While a time of war can be difficult, with certain morals, little crimes seem much less immoral. Crime during wartime is different in many ways. On a normal day, many people will be caught stealing, which during wartime, it is considered a tiny crime. Liesel and Rudy show that even with a tiny crime, someone can show a moral code, making a small crime seem even smaller. Death as the narrator adds a different point of view showing destruction and crime. From Death’s perspective, Liesel and Rudy’s crimes are petty and are forgiven in relation to the crimes of Germany and the other countries involved in the war. Nazi Germany with Hitler as the leader, contributes to the human rights crisis because the basic human rights and freedoms are considered criminal. The nature of crime in Nazi Germany is atypical because of circumstantial times of war that are brought upon them.
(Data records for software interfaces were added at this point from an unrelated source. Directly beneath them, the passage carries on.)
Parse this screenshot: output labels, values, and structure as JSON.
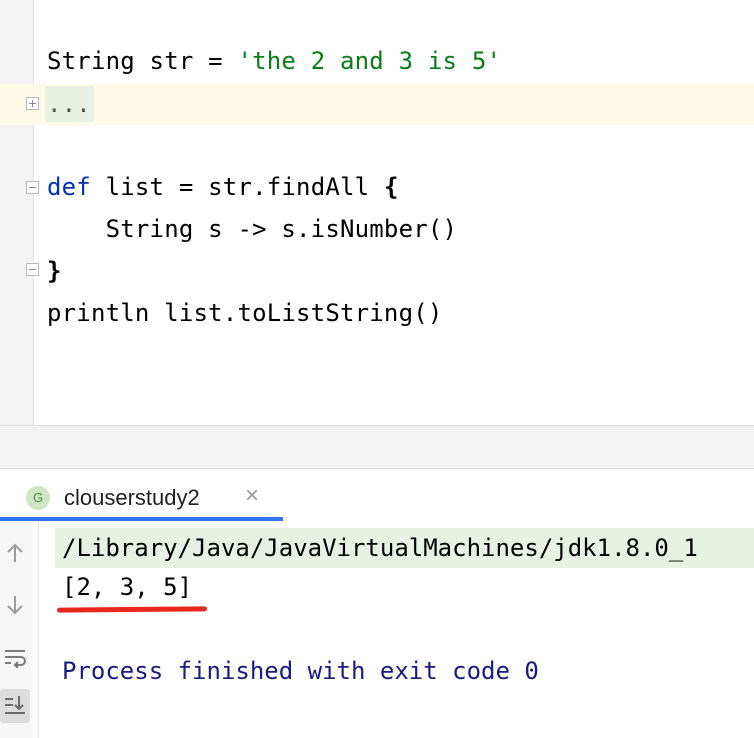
{
  "editor": {
    "line1": {
      "prefix": "String str = ",
      "string_literal": "'the 2 and 3 is 5'"
    },
    "line2_fold": "...",
    "line3": {
      "keyword": "def",
      "rest": " list = str.findAll ",
      "brace": "{"
    },
    "line4": "    String s -> s.isNumber()",
    "line5_brace": "}",
    "line6": "println list.toListString()"
  },
  "console": {
    "tab": {
      "icon_letter": "G",
      "label": "clouserstudy2",
      "close_glyph": "×"
    },
    "command": "/Library/Java/JavaVirtualMachines/jdk1.8.0_1",
    "output": "[2, 3, 5]",
    "exit_message": "Process finished with exit code 0"
  },
  "colors": {
    "keyword": "#0033b3",
    "string": "#067d17",
    "exit_text": "#1a1a80",
    "annotation_underline": "#e8281c",
    "tab_underline": "#3574f0"
  },
  "icons": [
    "fold-expand-icon",
    "fold-collapse-icon",
    "fold-end-icon",
    "groovy-file-icon",
    "close-icon",
    "arrow-up-icon",
    "arrow-down-icon",
    "soft-wrap-icon",
    "scroll-to-end-icon"
  ]
}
- Oktar, Adnan. The Role of Propaganda in the Holocaust. ProQuest, 28 Jan. 2018, search.proquest.com/docview/869507001/BA598E01CD2348B1PQ/4?accountid=2363.
- Zusak, Markus, and Trudy White. The Book Thief. Knopf, 2013.